BRIEF
In the data below, find every line that has the string "annotation", and copy it.

Data about app and page elements

────────

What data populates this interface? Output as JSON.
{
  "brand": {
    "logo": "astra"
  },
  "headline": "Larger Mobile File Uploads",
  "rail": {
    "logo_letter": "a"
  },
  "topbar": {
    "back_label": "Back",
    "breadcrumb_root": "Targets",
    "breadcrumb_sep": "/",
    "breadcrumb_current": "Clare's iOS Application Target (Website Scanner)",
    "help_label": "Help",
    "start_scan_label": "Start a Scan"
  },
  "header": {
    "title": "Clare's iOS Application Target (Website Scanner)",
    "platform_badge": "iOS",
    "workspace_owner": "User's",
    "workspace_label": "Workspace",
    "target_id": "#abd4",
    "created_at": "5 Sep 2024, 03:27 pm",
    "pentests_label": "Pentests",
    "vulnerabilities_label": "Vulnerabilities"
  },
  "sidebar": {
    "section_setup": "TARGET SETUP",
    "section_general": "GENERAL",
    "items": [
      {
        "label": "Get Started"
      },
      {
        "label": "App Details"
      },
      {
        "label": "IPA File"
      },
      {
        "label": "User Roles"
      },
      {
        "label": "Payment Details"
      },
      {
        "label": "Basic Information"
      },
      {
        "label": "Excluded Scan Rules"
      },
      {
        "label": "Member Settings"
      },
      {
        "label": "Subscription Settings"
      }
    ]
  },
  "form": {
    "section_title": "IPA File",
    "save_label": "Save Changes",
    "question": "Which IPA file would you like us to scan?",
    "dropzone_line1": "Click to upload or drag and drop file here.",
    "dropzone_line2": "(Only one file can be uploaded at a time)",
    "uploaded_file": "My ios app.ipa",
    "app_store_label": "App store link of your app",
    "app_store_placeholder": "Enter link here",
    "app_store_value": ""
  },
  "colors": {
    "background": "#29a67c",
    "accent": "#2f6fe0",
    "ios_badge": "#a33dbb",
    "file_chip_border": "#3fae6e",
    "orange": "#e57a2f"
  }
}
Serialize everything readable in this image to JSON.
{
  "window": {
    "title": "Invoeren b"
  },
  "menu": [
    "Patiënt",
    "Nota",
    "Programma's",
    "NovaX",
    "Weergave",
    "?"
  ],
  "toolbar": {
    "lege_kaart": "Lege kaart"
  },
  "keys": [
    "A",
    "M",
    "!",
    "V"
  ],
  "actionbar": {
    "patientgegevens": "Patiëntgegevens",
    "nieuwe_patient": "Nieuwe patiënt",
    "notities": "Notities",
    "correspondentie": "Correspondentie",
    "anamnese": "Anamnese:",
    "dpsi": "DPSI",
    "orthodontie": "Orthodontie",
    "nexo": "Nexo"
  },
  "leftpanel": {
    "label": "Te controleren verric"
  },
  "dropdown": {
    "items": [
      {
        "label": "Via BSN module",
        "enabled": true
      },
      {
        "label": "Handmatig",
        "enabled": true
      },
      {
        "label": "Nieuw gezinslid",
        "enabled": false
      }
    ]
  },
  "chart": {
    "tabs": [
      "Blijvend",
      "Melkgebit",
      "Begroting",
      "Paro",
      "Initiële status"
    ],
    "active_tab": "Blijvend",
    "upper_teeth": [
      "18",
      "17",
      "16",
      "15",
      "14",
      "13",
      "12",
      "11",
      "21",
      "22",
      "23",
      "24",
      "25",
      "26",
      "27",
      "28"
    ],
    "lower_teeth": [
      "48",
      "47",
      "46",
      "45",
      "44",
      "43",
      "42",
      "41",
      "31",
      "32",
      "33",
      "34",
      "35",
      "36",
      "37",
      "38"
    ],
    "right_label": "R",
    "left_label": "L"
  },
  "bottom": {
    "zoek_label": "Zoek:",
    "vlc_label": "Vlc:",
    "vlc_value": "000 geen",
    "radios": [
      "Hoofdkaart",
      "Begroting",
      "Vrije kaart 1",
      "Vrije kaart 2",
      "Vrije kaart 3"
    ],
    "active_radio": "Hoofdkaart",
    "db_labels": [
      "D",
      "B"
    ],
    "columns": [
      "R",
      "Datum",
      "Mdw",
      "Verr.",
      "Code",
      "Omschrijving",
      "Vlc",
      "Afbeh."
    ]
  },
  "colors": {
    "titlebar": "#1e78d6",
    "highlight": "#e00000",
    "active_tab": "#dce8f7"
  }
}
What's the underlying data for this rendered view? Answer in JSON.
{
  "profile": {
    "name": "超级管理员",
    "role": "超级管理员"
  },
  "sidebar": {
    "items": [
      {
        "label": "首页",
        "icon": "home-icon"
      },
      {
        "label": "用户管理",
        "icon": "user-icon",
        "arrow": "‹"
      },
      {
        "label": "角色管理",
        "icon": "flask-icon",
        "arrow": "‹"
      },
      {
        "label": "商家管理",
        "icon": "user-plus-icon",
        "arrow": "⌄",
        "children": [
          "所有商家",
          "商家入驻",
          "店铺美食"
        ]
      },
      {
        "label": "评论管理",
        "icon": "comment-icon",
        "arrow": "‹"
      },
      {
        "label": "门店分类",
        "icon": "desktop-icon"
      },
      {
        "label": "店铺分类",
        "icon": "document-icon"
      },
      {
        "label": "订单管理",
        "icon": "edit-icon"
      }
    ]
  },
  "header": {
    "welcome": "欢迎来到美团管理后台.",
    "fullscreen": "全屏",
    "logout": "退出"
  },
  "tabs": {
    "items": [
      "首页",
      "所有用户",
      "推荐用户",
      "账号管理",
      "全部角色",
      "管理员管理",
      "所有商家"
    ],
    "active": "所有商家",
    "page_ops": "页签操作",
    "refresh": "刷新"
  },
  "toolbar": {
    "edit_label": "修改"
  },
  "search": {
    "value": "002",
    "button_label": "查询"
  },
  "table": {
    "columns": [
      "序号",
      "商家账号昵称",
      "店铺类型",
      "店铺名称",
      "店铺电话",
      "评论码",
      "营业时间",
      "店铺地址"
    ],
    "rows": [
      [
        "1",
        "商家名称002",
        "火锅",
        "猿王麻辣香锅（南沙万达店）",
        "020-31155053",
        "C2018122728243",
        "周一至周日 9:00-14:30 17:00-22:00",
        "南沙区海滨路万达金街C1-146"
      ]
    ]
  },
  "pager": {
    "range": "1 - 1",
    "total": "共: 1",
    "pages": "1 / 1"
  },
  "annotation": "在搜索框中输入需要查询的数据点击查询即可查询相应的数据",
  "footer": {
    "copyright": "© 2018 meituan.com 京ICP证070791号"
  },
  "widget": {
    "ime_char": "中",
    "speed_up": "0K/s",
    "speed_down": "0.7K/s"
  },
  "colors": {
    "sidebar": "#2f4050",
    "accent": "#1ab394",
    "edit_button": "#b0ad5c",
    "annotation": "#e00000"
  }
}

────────

YOUR SOLUTION
  "annotation": "在搜索框中输入需要查询的数据点击查询即可查询相应的数据",
    "annotation": "#e00000"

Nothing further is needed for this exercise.